We’ve been discussing the fact Jesus came to deliver the Kingdom of God, not just to preach the gospel of salvation as has been so emphasized by the Church since institutionalization.
Let’s continue that discussion.
Recorded in Acts and the epistles of the Apostles, we can easily identify the message that they preached is also the Gospel of the Kingdom of God. (The Kingdom mentioned by name 33 times after Jesus ascends into the sky in Acts)
As the Apostles waited in Jerusalem, following the instructions of their Lord, they received the outpouring of the Holy Spirit on the day of Pentecost. The Church was thus born and the Kingdom came to be true upon the hearts of Man. That very day, Peter, faced with false accusations and great confusion, preached the Gospel by the Holy Spirit (Acts 2). The core of the message is that the Jews had crucified their Messiah as they were unable to perceive the nature of the Kingdom of God, and thus could not recognize who Jesus was. With this message, three thousand in Jerusalem were converted that day.

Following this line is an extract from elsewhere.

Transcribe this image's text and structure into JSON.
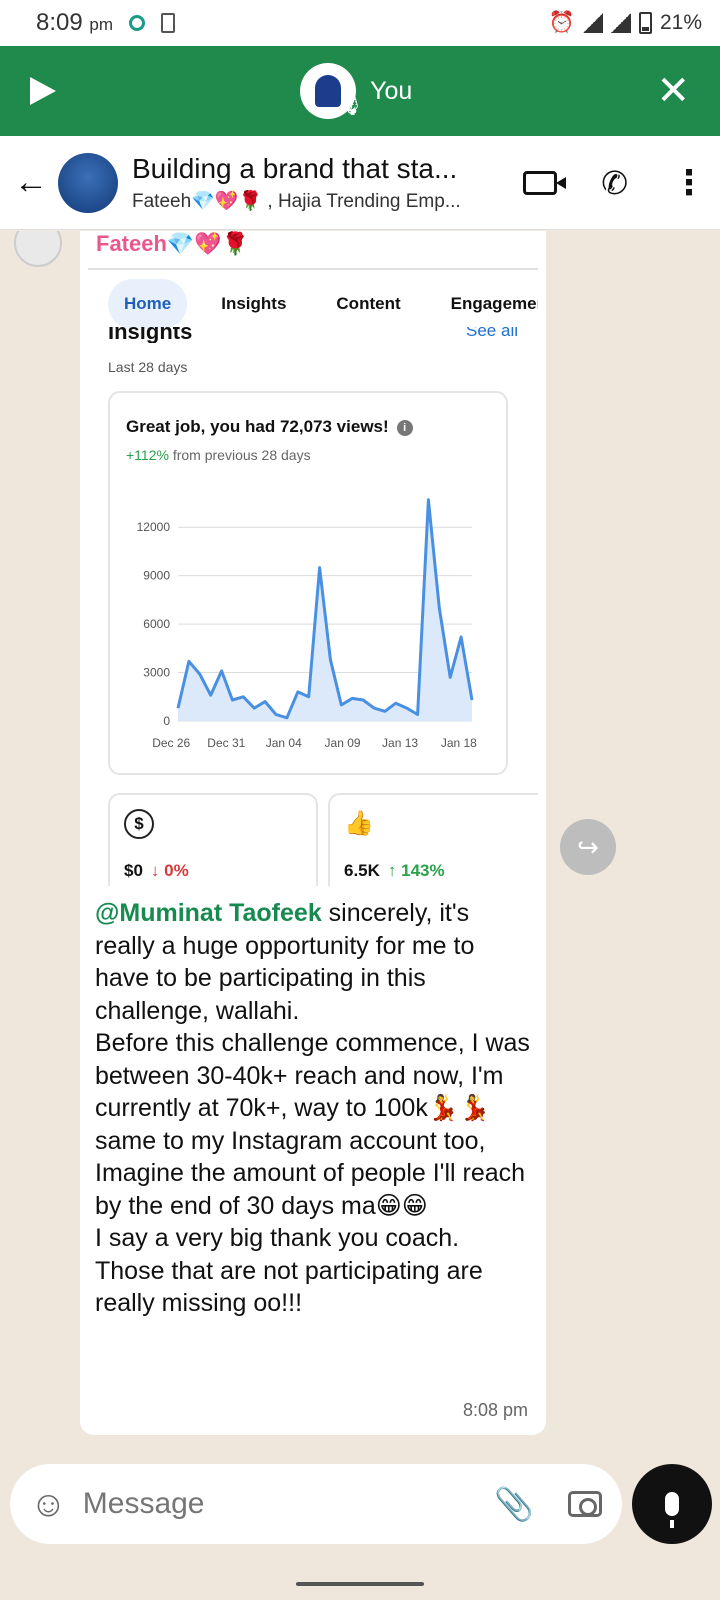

Peter and other apostles worked many miracles as they continued to preach their Lord and His Kingdom in the face of great opposition from the religious leaders of the day. From that day forward, they were never afraid, even though their ministry was mainly among the Jews.
In the meantime, God raised a very unique personality to carry the Gospel of the Kingdom to the Gentiles. Saul was a devout Jew and well educated as a Pharisee. He was zealous of the tradition of his forefathers, so much so that he volunteered to persecute the followers of Jesus. The Lord “ambushed” him on his way to Damascus as he determined to carry out the persecution there as well. He was blinded for three days, only to be restored by the prayer and the laying on of hands of a follower of Jesus, Ananias. Then he was baptized and became a disciple of Jesus himself. Paul never turned back. He fulfilled his life mission. In his decades of hard work, preaching and teaching the Gospel wherever he was sent, he laid the foundation of 10 churches in the major cities of the Roman world, especially in the area of Asia Minor.
This advancement of the Kingdom through the works of these faithful servants of God spurred a movement of such magnitude and impact that the Roman world, the most powerful and civilized Empire in history at the time, was forced to endorse Christianity officially within 300 years after the Gospel was first preached by Peter. Even though they had been persecuted, those of the Kingdom had spread and 51% of Roman citizens had come to follow Christ.
What an amazing God!
Although there was some good from this Roman proclamation, it replaced Kingdom life with institutionalized religion.
We’ll continue this thread in tomorrow’s post.
This post is _Part 4_ in a series on the Kingdom of God. To continue with this series, click on Part 5. To use this as a growth tool to better understand your own calling, you might start by reading the explanation of this series and then read Pt 1, Pt 2, and Pt 3.
Photo credit: biogaz78